  1.  An 85% reduction of HIV incidence; 90-90-90; and zero discrimination for marginalized groups to access care, support and treatment.
  2. A 35% reduction in TB deaths; 25% reduction in TB incidence; and 90% MDR-TB treatment success rate.
  3. A 90% reduction in Malaria mortality; 50% reduction in incidence; and malaria pre-elimination in 7 districts.
  4. Expand and consolidate critical health systems for supply chain, data management, and resilient communities.

The American Ambassador to Ghana, Ms. Stephanie Sullivan in her speech revealed the US governments commitment towards the Global Fund. She stated that the country remains the largest contributor to the Global Fund and has recently made a “$3.5 billion dollars contribution to the Global Fund specifically for the COVID-19 response, of which Ghana will soon access up to $70 million to address the pandemic.” 

National and international stakeholders, partners and CSOs in the Global Fund grant implementation at the launching ceremony.

Also present at the event were leaders and representatives from Civil Society Organisations involved in the implementation of interventions under the NFMIII grant as well as other national and international partners including Hope for Future Generations, Ghana West African Program to Combat AIDS and STI (WAPCAS), Christian Health Association of Ghana (CHAG), UNAIDS, the Ministry of Health, Ghana Health Service and more.

Remarkably, Hope for Future Generations aired videos of some works and success stories of community cadres’ engagements in HIV and TB under the Community System Strengthening intervention implemented with WAPCAS as the principal recipient on the NFMII grant.

Seventy-four members of eight Community Health Management Committees (CHMC) in the Ada West and Ningo-Prampram districts in the Greater Accra region have participated in a two-day capacity strengthening workshop on primary health care. This is part of a five months project on primary health care being implemented by Hope for Future Generations (HFFG) with support from Population Action International (PAI).

The workshop is one of many under the project which seeks to increase community participation in the delivery of primary health in Ghana.  Participants were taken through the fundamentals of primary health care and the concept of Community-based Health Planning and Services (CHPS) in Ghana. The workshop sought to elaborate the roles of key players in CHPS implementation, focusing particularly on the significant contributions that the CHMCs can make in improving healthcare delivery in their communities. It also supported the committee members to develop Community Health Action Plans specific to their zones to guide their work and as a tool for advocacy.

The participants had the opportunity to identify and refresh their memories on how they can effect long- lasting positive change within their communities. 
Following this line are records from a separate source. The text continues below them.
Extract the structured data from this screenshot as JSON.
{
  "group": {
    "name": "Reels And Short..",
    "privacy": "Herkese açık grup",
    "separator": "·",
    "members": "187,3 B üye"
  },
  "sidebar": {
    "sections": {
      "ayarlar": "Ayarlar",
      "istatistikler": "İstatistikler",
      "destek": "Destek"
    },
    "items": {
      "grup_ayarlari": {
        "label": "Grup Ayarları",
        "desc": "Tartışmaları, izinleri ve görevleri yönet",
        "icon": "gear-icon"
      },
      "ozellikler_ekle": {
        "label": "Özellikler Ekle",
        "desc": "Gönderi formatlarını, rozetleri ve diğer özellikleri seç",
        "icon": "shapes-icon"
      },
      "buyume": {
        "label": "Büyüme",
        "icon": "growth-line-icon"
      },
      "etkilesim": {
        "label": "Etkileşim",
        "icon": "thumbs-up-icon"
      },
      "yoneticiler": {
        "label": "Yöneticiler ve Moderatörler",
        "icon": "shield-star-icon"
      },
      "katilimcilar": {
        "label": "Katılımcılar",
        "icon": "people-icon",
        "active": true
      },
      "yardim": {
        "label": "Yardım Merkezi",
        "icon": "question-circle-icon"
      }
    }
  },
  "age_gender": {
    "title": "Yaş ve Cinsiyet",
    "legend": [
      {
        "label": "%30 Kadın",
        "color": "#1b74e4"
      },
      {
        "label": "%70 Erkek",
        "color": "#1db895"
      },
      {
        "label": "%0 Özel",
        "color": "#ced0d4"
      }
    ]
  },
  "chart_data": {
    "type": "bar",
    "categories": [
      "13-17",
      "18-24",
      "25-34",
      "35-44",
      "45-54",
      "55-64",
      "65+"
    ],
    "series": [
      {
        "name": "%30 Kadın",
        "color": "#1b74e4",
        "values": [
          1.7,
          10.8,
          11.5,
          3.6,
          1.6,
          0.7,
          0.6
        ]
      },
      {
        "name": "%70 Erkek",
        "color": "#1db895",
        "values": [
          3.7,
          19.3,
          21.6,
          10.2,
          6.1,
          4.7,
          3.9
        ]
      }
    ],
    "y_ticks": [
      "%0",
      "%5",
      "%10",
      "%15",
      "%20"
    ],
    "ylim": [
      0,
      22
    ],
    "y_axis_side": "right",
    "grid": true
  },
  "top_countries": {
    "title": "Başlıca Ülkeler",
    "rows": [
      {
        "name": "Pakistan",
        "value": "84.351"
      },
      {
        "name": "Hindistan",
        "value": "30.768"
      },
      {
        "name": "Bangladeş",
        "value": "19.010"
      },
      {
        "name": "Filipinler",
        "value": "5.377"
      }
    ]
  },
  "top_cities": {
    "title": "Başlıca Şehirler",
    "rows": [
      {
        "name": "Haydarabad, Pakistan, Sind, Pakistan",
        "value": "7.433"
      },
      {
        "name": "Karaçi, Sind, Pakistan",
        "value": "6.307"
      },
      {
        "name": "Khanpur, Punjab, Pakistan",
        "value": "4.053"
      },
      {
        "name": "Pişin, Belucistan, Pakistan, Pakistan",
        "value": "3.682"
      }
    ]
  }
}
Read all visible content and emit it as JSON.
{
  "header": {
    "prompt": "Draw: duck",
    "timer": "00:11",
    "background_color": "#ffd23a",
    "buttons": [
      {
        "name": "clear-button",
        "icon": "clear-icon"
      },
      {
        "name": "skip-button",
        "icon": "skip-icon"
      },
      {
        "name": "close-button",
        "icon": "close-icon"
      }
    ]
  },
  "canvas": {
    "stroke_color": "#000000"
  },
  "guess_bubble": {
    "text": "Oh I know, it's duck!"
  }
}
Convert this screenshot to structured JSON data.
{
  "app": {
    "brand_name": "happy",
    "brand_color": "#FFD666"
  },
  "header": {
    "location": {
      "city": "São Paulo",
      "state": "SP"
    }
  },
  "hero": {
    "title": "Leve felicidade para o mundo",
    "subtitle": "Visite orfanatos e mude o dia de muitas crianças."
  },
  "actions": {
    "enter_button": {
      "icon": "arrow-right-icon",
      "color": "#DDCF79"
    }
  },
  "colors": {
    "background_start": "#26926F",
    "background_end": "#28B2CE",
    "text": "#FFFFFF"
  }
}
Prior to this workshop, most of the members of the CHMCs had not received any training on their roles and appreciated the opportunity to know what was expected of them and how they could work.